** Opening Working data block **
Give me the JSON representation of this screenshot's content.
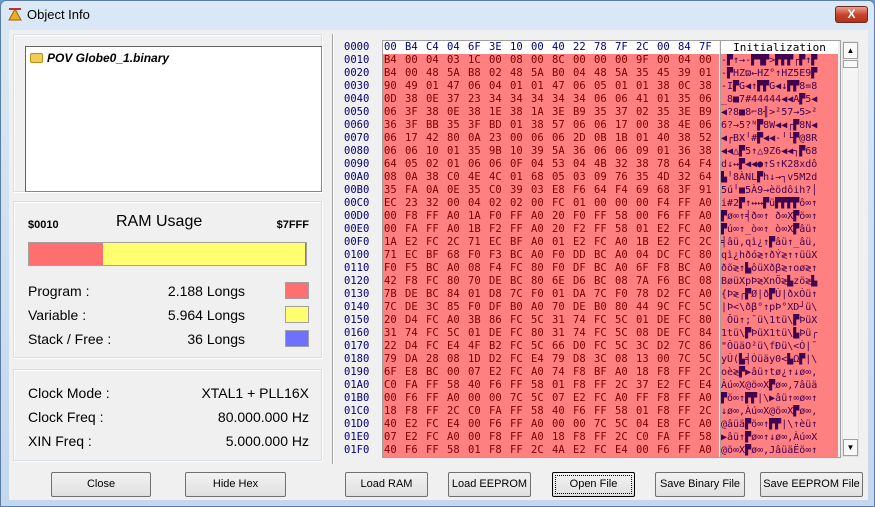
{
  "window": {
    "title": "Object Info",
    "close": "X"
  },
  "tree": {
    "file": "POV Globe0_1.binary"
  },
  "ram": {
    "title": "RAM Usage",
    "start": "$0010",
    "end": "$7FFF",
    "program_label": "Program :",
    "program_value": "2.188 Longs",
    "variable_label": "Variable :",
    "variable_value": "5.964 Longs",
    "stack_label": "Stack / Free :",
    "stack_value": "36 Longs",
    "program_longs": 2188,
    "variable_longs": 5964,
    "stack_longs": 36,
    "colors": {
      "program": "#ff6f6f",
      "variable": "#ffff70",
      "stack": "#7070ff"
    }
  },
  "clock": {
    "mode_label": "Clock Mode :",
    "mode_value": "XTAL1 + PLL16X",
    "freq_label": "Clock Freq :",
    "freq_value": "80.000.000 Hz",
    "xin_label": "XIN Freq :",
    "xin_value": "5.000.000 Hz"
  },
  "hex": {
    "rows": [
      [
        "0000",
        "00 B4 C4 04 6F 3E 10 00 40 22 78 7F 2C 00 84 7F",
        "Initialization"
      ],
      [
        "0010",
        "B4 00 04 03 1C 00 08 00 8C 00 00 00 9F 00 04 00",
        "-▛↑→-▛▜▛>▛▛▛┌▛↑▛"
      ],
      [
        "0020",
        "B4 00 48 5A B8 02 48 5A B0 04 48 5A 35 45 39 01",
        "-▛HZϖ←HZ°↑HZ5E9▛"
      ],
      [
        "0030",
        "90 49 01 47 06 04 01 01 47 06 05 01 01 38 0C 38",
        "-I▛G◀↑▛▛G◀↓▛▛8=8"
      ],
      [
        "0040",
        "0D 38 0E 37 23 34 34 34 34 34 06 06 41 01 35 06",
        "_8■7#44444◀◀A▛5◀"
      ],
      [
        "0050",
        "06 3F 38 0E 38 1E 38 1A 3E B9 35 37 02 35 3E B9",
        "◀?8■8⌐8╢>²57→5>²"
      ],
      [
        "0060",
        "36 3F BB 35 3F BD 01 38 57 06 06 17 00 38 4E 06",
        "6?→5?ᴺ▛8W◀◀┌▛8N◀"
      ],
      [
        "0070",
        "06 17 42 80 0A 23 00 06 06 2D 0B 1B 01 40 38 52",
        "◀┌BX╵#▛◀◀-╵└▛@8R"
      ],
      [
        "0080",
        "06 06 10 01 35 9B 10 39 5A 36 06 06 09 01 36 38",
        "◀◀△▛5↑△9Z6◀◀┐▛68"
      ],
      [
        "0090",
        "64 05 02 01 06 06 0F 04 53 04 4B 32 38 78 64 F4",
        "d↓↔▛◀◀●↑S↑K28xdô"
      ],
      [
        "00A0",
        "08 0A 38 C0 4E 4C 01 68 05 03 09 76 35 4D 32 64",
        "▙╵8ÀNL▛h↓→┐v5M2d"
      ],
      [
        "00B0",
        "35 FA 0A 0E 35 C0 39 03 E8 F6 64 F4 69 68 3F 91",
        "5ú╵■5À9→èödôih?│"
      ],
      [
        "00C0",
        "EC 23 32 00 04 02 02 00 FC 01 00 00 00 F4 FF A0",
        "i#2▛↑↔↔▛ü▛▛▛▛ô∞↑"
      ],
      [
        "00D0",
        "00 F8 FF A0 1A F0 FF A0 20 F0 FF 58 00 F6 FF A0",
        "▛ø∞↑╡ð∞↑ ð∞X▛ö∞↑"
      ],
      [
        "00E0",
        "00 FA FF A0 1B F2 FF A0 20 F2 FF 58 01 E2 FC A0",
        "▛ú∞↑_ò∞↑ ò∞X▛âü↑"
      ],
      [
        "00F0",
        "1A E2 FC 2C 71 EC BF A0 01 E2 FC A0 1B E2 FC 2C",
        "╡âü,qì¿↑▛âü↑_âü,"
      ],
      [
        "0100",
        "71 EC BF 68 F0 F3 BC A0 F0 DD BC A0 04 DC FC 80",
        "qì¿hðó≷↑ðÝ≷↑↑üüX"
      ],
      [
        "0110",
        "F0 F5 BC A0 08 F4 FC 80 F0 DF BC A0 6F F8 BC A0",
        "ðõ≷↑▙ôüXðβ≷↑oø≷↑"
      ],
      [
        "0120",
        "42 F8 FC 80 70 DE BC 80 6E D6 BC 08 7A F6 BC 08",
        "BøüXpÞ≷XnÖ≷▙zö≷▙"
      ],
      [
        "0130",
        "7B DE BC 84 01 D8 7C F0 01 DA 7C F0 78 D2 FC A0",
        "{Þ≷╭▛Ø|ð▛Ú|ðxÒü↑"
      ],
      [
        "0140",
        "7C DE 3C 85 F0 DF B0 A0 70 DE B0 80 44 9C FC 5C",
        "|Þ<\\ðβ°↑pÞ°XD┘ü\\"
      ],
      [
        "0150",
        "20 D4 FC A0 3B 86 FC 5C 31 74 FC 5C 01 DE FC 80",
        " Ôü↑;¯ü\\1tü\\▛ÞüX"
      ],
      [
        "0160",
        "31 74 FC 5C 01 DE FC 80 31 74 FC 5C 08 DE FC 84",
        "1tü\\▛ÞüX1tü\\▙Þü╭"
      ],
      [
        "0170",
        "22 D4 FC E4 4F B2 FC 5C 66 D0 FC 5C 3C D2 7C 86",
        "\"ÔüäO²ü\\fÐü\\<Ò|¯"
      ],
      [
        "0180",
        "79 DA 28 08 1D D2 FC E4 79 D8 3C 08 13 00 7C 5C",
        "yÚ(▙╡Òüäy0<▙Ω▛|\\"
      ],
      [
        "0190",
        "6F E8 BC 00 07 E2 FC A0 74 F8 BF A0 18 F8 FF 2C",
        "oè≷▛▶âü↑tø¿↑↓ø∞,"
      ],
      [
        "01A0",
        "C0 FA FF 58 40 F6 FF 58 01 F8 FF 2C 37 E2 FC E4",
        "Àú∞X@ö∞X▛ø∞,7âüä"
      ],
      [
        "01B0",
        "00 F6 FF A0 00 00 7C 5C 07 E2 FC A0 FF F8 FF A0",
        "▛ö∞↑▛▛|\\▶âü↑∞ø∞↑"
      ],
      [
        "01C0",
        "18 F8 FF 2C C0 FA FF 58 40 F6 FF 58 01 F8 FF 2C",
        "↓ø∞,Àú∞X@ö∞X▛ø∞,"
      ],
      [
        "01D0",
        "40 E2 FC E4 00 F6 FF A0 00 00 7C 5C 04 E8 FC A0",
        "@âüä▛ö∞↑▛▛|\\↑èü↑"
      ],
      [
        "01E0",
        "07 E2 FC A0 00 F8 FF A0 18 F8 FF 2C C0 FA FF 58",
        "▶âü↑▛ø∞↑↓ø∞,Àú∞X"
      ],
      [
        "01F0",
        "40 F6 FF 58 01 F8 FF 2C 4A E2 FC E4 00 F6 FF A0",
        "@ö∞X▛ø∞,JâüäЁö∞↑"
      ]
    ]
  },
  "buttons": {
    "close": "Close",
    "hide_hex": "Hide Hex",
    "load_ram": "Load RAM",
    "load_eeprom": "Load EEPROM",
    "open_file": "Open File",
    "save_binary": "Save Binary File",
    "save_eeprom": "Save EEPROM File"
  }
}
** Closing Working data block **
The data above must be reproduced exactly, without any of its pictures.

Give me the JSON representation of this screenshot's content.
{
  "window": {
    "title": "Object Info",
    "close": "X"
  },
  "tree": {
    "file": "POV Globe0_1.binary"
  },
  "ram": {
    "title": "RAM Usage",
    "start": "$0010",
    "end": "$7FFF",
    "program_label": "Program :",
    "program_value": "2.188 Longs",
    "variable_label": "Variable :",
    "variable_value": "5.964 Longs",
    "stack_label": "Stack / Free :",
    "stack_value": "36 Longs",
    "program_longs": 2188,
    "variable_longs": 5964,
    "stack_longs": 36,
    "colors": {
      "program": "#ff6f6f",
      "variable": "#ffff70",
      "stack": "#7070ff"
    }
  },
  "clock": {
    "mode_label": "Clock Mode :",
    "mode_value": "XTAL1 + PLL16X",
    "freq_label": "Clock Freq :",
    "freq_value": "80.000.000 Hz",
    "xin_label": "XIN Freq :",
    "xin_value": "5.000.000 Hz"
  },
  "hex": {
    "rows": [
      [
        "0000",
        "00 B4 C4 04 6F 3E 10 00 40 22 78 7F 2C 00 84 7F",
        "Initialization"
      ],
      [
        "0010",
        "B4 00 04 03 1C 00 08 00 8C 00 00 00 9F 00 04 00",
        "-▛↑→-▛▜▛>▛▛▛┌▛↑▛"
      ],
      [
        "0020",
        "B4 00 48 5A B8 02 48 5A B0 04 48 5A 35 45 39 01",
        "-▛HZϖ←HZ°↑HZ5E9▛"
      ],
      [
        "0030",
        "90 49 01 47 06 04 01 01 47 06 05 01 01 38 0C 38",
        "-I▛G◀↑▛▛G◀↓▛▛8=8"
      ],
      [
        "0040",
        "0D 38 0E 37 23 34 34 34 34 34 06 06 41 01 35 06",
        "_8■7#44444◀◀A▛5◀"
      ],
      [
        "0050",
        "06 3F 38 0E 38 1E 38 1A 3E B9 35 37 02 35 3E B9",
        "◀?8■8⌐8╢>²57→5>²"
      ],
      [
        "0060",
        "36 3F BB 35 3F BD 01 38 57 06 06 17 00 38 4E 06",
        "6?→5?ᴺ▛8W◀◀┌▛8N◀"
      ],
      [
        "0070",
        "06 17 42 80 0A 23 00 06 06 2D 0B 1B 01 40 38 52",
        "◀┌BX╵#▛◀◀-╵└▛@8R"
      ],
      [
        "0080",
        "06 06 10 01 35 9B 10 39 5A 36 06 06 09 01 36 38",
        "◀◀△▛5↑△9Z6◀◀┐▛68"
      ],
      [
        "0090",
        "64 05 02 01 06 06 0F 04 53 04 4B 32 38 78 64 F4",
        "d↓↔▛◀◀●↑S↑K28xdô"
      ],
      [
        "00A0",
        "08 0A 38 C0 4E 4C 01 68 05 03 09 76 35 4D 32 64",
        "▙╵8ÀNL▛h↓→┐v5M2d"
      ],
      [
        "00B0",
        "35 FA 0A 0E 35 C0 39 03 E8 F6 64 F4 69 68 3F 91",
        "5ú╵■5À9→èödôih?│"
      ],
      [
        "00C0",
        "EC 23 32 00 04 02 02 00 FC 01 00 00 00 F4 FF A0",
        "i#2▛↑↔↔▛ü▛▛▛▛ô∞↑"
      ],
      [
        "00D0",
        "00 F8 FF A0 1A F0 FF A0 20 F0 FF 58 00 F6 FF A0",
        "▛ø∞↑╡ð∞↑ ð∞X▛ö∞↑"
      ],
      [
        "00E0",
        "00 FA FF A0 1B F2 FF A0 20 F2 FF 58 01 E2 FC A0",
        "▛ú∞↑_ò∞↑ ò∞X▛âü↑"
      ],
      [
        "00F0",
        "1A E2 FC 2C 71 EC BF A0 01 E2 FC A0 1B E2 FC 2C",
        "╡âü,qì¿↑▛âü↑_âü,"
      ],
      [
        "0100",
        "71 EC BF 68 F0 F3 BC A0 F0 DD BC A0 04 DC FC 80",
        "qì¿hðó≷↑ðÝ≷↑↑üüX"
      ],
      [
        "0110",
        "F0 F5 BC A0 08 F4 FC 80 F0 DF BC A0 6F F8 BC A0",
        "ðõ≷↑▙ôüXðβ≷↑oø≷↑"
      ],
      [
        "0120",
        "42 F8 FC 80 70 DE BC 80 6E D6 BC 08 7A F6 BC 08",
        "BøüXpÞ≷XnÖ≷▙zö≷▙"
      ],
      [
        "0130",
        "7B DE BC 84 01 D8 7C F0 01 DA 7C F0 78 D2 FC A0",
        "{Þ≷╭▛Ø|ð▛Ú|ðxÒü↑"
      ],
      [
        "0140",
        "7C DE 3C 85 F0 DF B0 A0 70 DE B0 80 44 9C FC 5C",
        "|Þ<\\ðβ°↑pÞ°XD┘ü\\"
      ],
      [
        "0150",
        "20 D4 FC A0 3B 86 FC 5C 31 74 FC 5C 01 DE FC 80",
        " Ôü↑;¯ü\\1tü\\▛ÞüX"
      ],
      [
        "0160",
        "31 74 FC 5C 01 DE FC 80 31 74 FC 5C 08 DE FC 84",
        "1tü\\▛ÞüX1tü\\▙Þü╭"
      ],
      [
        "0170",
        "22 D4 FC E4 4F B2 FC 5C 66 D0 FC 5C 3C D2 7C 86",
        "\"ÔüäO²ü\\fÐü\\<Ò|¯"
      ],
      [
        "0180",
        "79 DA 28 08 1D D2 FC E4 79 D8 3C 08 13 00 7C 5C",
        "yÚ(▙╡Òüäy0<▙Ω▛|\\"
      ],
      [
        "0190",
        "6F E8 BC 00 07 E2 FC A0 74 F8 BF A0 18 F8 FF 2C",
        "oè≷▛▶âü↑tø¿↑↓ø∞,"
      ],
      [
        "01A0",
        "C0 FA FF 58 40 F6 FF 58 01 F8 FF 2C 37 E2 FC E4",
        "Àú∞X@ö∞X▛ø∞,7âüä"
      ],
      [
        "01B0",
        "00 F6 FF A0 00 00 7C 5C 07 E2 FC A0 FF F8 FF A0",
        "▛ö∞↑▛▛|\\▶âü↑∞ø∞↑"
      ],
      [
        "01C0",
        "18 F8 FF 2C C0 FA FF 58 40 F6 FF 58 01 F8 FF 2C",
        "↓ø∞,Àú∞X@ö∞X▛ø∞,"
      ],
      [
        "01D0",
        "40 E2 FC E4 00 F6 FF A0 00 00 7C 5C 04 E8 FC A0",
        "@âüä▛ö∞↑▛▛|\\↑èü↑"
      ],
      [
        "01E0",
        "07 E2 FC A0 00 F8 FF A0 18 F8 FF 2C C0 FA FF 58",
        "▶âü↑▛ø∞↑↓ø∞,Àú∞X"
      ],
      [
        "01F0",
        "40 F6 FF 58 01 F8 FF 2C 4A E2 FC E4 00 F6 FF A0",
        "@ö∞X▛ø∞,JâüäЁö∞↑"
      ]
    ]
  },
  "buttons": {
    "close": "Close",
    "hide_hex": "Hide Hex",
    "load_ram": "Load RAM",
    "load_eeprom": "Load EEPROM",
    "open_file": "Open File",
    "save_binary": "Save Binary File",
    "save_eeprom": "Save EEPROM File"
  }
}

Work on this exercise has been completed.